Where Pool Algae Comes from and What to Do About it
There's nothing quite like having a pool. Be it an above ground pool, inground, cement, or vinyl liner, your pool can provide you and your family with endless hours of summer fun. However, there's a lot more that goes into caring for a pool than most people think. You see, your pool in an environment – a self-contained eco-system that needs very specific things in order to remain healthy. In most cases, keeping your pool healthy means preventing the growth of algae. This slippery, slimy, and downright disgusting natural occurrence is part plant, part fungus, but all bad for your pool water.

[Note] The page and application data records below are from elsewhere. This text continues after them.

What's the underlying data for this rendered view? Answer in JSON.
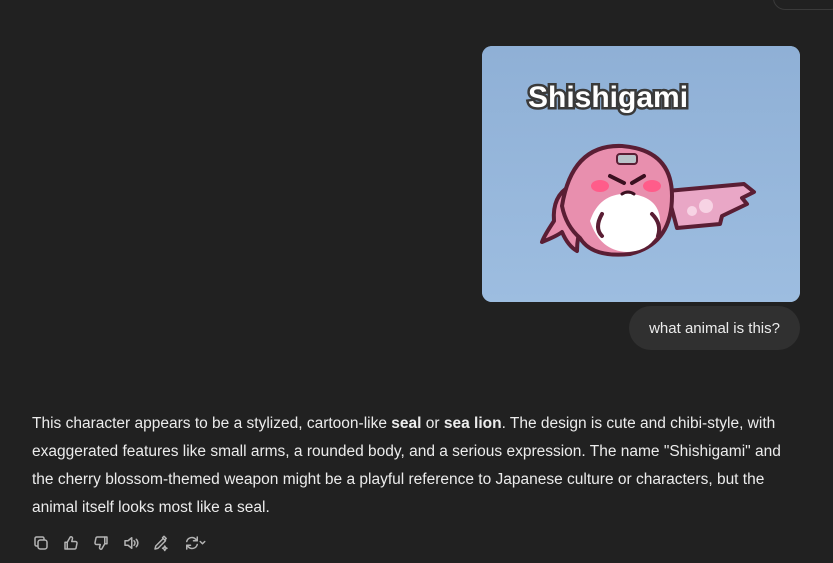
{
  "user_message": {
    "image_caption_text": "Shishigami",
    "text": "what animal is this?"
  },
  "assistant_message": {
    "p1": "This character appears to be a stylized, cartoon-like ",
    "b1": "seal",
    "p2": " or ",
    "b2": "sea lion",
    "p3": ". The design is cute and chibi-style, with exaggerated features like small arms, a rounded body, and a serious expression. The name \"Shishigami\" and the cherry blossom-themed weapon might be a playful reference to Japanese culture or characters, but the animal itself looks most like a seal."
  },
  "actions": {
    "icons": [
      "copy-icon",
      "thumbs-up-icon",
      "thumbs-down-icon",
      "read-aloud-icon",
      "edit-icon",
      "regenerate-icon"
    ]
  },
  "colors": {
    "background": "#212121",
    "bubble": "#303030",
    "text": "#ececec",
    "icon": "#b4b4b4",
    "image_bg": "#93b3d8",
    "character_pink": "#e88fae"
  }
}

In the following article, we'll discuss where that pesky algal bloom come from and what you need to do to get rid of it.
Pool Algae: The Basics
Algal blooms, the technical term for what you're experiencing when your pool goes slimy, are a living plant organism. Like other plants, they use photosynthesis to create their own food. This allows them to multiply very quickly and eventually move on to dominate their entire environment. Perhaps the hardest thing about algal blooms is that they are microscopic in size. This means that by the time you start to see clumps of algae taking shape, you likely already have several million inhabiting your pool – maybe more. Of course, the more you have, the more critical it is that you act immediately. The good news is that algal blooms that occur in pool water are typically harmless to swimmers, unlike those that occur in ponds, oceans, and lakes. But even so, an algae outbreak means you won't be throwing any pool parties anytime soon. If you want to get your summer back to normal, you need to act fast!
The Causes of Pool Algae
So, you've identified the problem, now let's talk about the "how" and the "what." These, of course, related to the phrases, "how did it get there?" and "what can I do about it?" The causes of pool algae vary quite a bit, but it usually doesn't take too long to figure out which instance caused your particular problem. Examples include:
These can overload your chlorine levels with bacteria, chemicals, and dirt, eventually leading to algae formation.
If something about your pool’s environment is off, it might give algal blooms a chance to take hold.
Undersized Filter or Pump
If your pump and filter aren’t up to the challenge, they may not be keeping your water clean enough to stave off infiltration.
Algae thrives in stagnant water, which is a big reason why your pool circulates in the first place. If you’re not filtering at least six to eight hours per day, algae might be inevitable.
Hot temperatures and frequent rainfall can introduce nitrogen to your pool. Algae thrive on this gas, which might cause them to take up residence very quickly. Looking at all these factors, you should realize that most pool owners will have an algae outbreak at some point or another – they simply can't always be prevented. So don't feel bad if you find yourself struggling with an algae problem - what really matters is how quickly you handle it.
Treating an Algal Bloom
Below you'll find a series of steps for treating your algae-infested pool. I suggest following each one in order, no matter how bad your algal bloom problem is. In the end, the cleaning and shocking process is the only way to make sure the algae won't return.
Manually Vacuum Your Pool
We all love our convenient little robotic pool vacuums, but they aren't particularly good at dealing with algae. I suggest you get out the manual vacuum and start paying close attention to the areas where algae blooms are forming.
Take a Brush to Your Pool
Algae loves to adhere to the surface of your pool liner where it can avoid being sucked into the pool filter. If you notice any dark or shady areas forming on your pool walls, take out a pool brush and start scrubbing. This will loosen the algae and make it easier to kill.
Rebalance Your Water
A healthy, balanced pool will be a difficult environment for algae to grow. Unfortunately, the presence of algal blooms is often enough to start messing with your chemistry. Get out the test strips and check your alkalinity and pH to make sure you're not "off the grid" on either measurement.
Shock Your Pool
A calcium hypochlorite shock is the standard treatment for an algae problem. You can find shocking treatments at your local pool store. Just remember to shock your pool in the evening or overnight! If to try to do it during the day, the sunlight will inhibit the sanitizing effect by eating up the chlorine before it cleans the pool. As an added tip, put your cleaning tools in the shallow end of the pool so that they get sanitized as well.
Run the Filter
The second half of the shocking process is to continuously run your filter for 8-12 hours. Post shock, your water will be a cloudy blue color with a high chemical content. The only way to get it back to normal is to cycle all the water through the filter. At this point, you may want to add a clarifier product to aid in the process.
Clean the Filter
The last step in the process is to carefully clean your filter so that all the microscopic algae particles don't get circulated back into your pool. I suggest soaking the filter in diluted muriatic acid to be sure, as sometimes algae are remarkably tough to kill. Alternatively, consider replacing your filter altogether.
An untreated algal bloom will ruin you and your family's summer pretty fast. I suggest you stay ahead of the problem by testing your pool daily. You'll also want to tell your family to keep their eyes out for any cloudiness or other signs that algae might be starting to take hold. Sure, the shock process may take a few days to complete, but it's preferential to taking your daily dip in a pool full of slime.